Until recently, when you'd see Adrian Peterson's name in the papers, it usually had something to do with his glittering football career. The star running back plays for the Minnesota Vikings, and is best known to fans for his speed on the field and record-breaking plays.
But on the morning of September 13, the pro football player headed to a Houston police station and turned himself in to authorities after he being charged with child abuse. The previous day, a grand jury—which had been looking into the case for some time—indicted 29-year-old Peterson after he'd violently disciplined his 4-year-old son with what was described as "a switch." That "switch" turned out to be a tree branch, that Peterson himself had removed the leaves on before hitting his son for pushing another sibling.

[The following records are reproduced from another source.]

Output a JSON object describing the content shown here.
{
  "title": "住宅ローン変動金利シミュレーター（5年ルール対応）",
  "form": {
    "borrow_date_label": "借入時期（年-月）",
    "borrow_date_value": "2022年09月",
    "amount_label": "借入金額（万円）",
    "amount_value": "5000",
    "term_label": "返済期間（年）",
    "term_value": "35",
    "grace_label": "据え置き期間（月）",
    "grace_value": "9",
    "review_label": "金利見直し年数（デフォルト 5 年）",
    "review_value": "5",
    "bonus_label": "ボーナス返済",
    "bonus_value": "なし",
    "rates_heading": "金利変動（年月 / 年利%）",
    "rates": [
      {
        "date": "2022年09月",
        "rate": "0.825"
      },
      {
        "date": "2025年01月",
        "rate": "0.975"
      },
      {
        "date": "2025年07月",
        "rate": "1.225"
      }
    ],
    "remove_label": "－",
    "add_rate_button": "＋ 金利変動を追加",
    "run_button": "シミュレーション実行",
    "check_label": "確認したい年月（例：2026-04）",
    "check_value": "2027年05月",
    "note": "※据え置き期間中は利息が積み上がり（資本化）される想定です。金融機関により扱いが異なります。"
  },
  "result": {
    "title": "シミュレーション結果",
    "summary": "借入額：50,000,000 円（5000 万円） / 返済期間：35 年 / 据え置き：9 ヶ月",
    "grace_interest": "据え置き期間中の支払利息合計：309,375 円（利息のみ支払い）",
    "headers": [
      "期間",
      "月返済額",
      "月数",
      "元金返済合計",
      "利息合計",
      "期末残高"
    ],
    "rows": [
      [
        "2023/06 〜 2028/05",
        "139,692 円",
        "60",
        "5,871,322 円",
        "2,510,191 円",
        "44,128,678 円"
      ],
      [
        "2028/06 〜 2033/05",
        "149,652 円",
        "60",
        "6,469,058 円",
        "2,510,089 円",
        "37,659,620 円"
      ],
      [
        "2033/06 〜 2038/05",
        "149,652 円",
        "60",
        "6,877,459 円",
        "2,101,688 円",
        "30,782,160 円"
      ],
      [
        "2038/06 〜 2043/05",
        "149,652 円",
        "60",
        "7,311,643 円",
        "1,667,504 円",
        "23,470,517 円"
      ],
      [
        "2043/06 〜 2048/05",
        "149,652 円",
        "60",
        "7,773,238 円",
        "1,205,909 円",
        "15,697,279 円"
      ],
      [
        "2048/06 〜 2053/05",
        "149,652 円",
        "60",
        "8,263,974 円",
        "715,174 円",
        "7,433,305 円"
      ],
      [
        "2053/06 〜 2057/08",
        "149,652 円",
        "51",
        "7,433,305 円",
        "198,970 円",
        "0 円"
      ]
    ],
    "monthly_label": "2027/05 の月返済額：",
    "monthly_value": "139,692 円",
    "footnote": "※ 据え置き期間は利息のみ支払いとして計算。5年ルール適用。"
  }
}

In Texas, "parents are entitled to discipline their children as they see fit," Montgomery County first assistant district attorney Phil Grant told ESPN. "Except when that discipline exceeds what the community would say is reasonable."
Naturally, Peterson's punishments didn't fall within what is considered "reasonable."
"This indictment follows Adrian's full cooperation with authorities who have been looking into this matter. Adrian is a loving father who used his judgment as a parent to discipline his son," Peterson's lawyer Rusty Hardin said in a statement. "He used the same kind of discipline with his child that he experienced as a child growing up in east Texas. Adrian has never hidden from what happened."
Though the footballer was booked early Saturday, he was later released on $15,000 bail and now awaits a formal trial. If convicted, he could serve up to two years in jail.
Tragically, though, this isn't the only sad story to swirl around the Peterson family in the last year. In October 2013, his 2-year-old son died in Sioux Falls, South Dakota, after he was allegedly assaulted by his mother's boyfriend. In a strange twist, Peterson had only known about his paternity for two months prior to the boy's death. Following an investigation, Joseph Robert Patterson was charged with murder and manslaughter.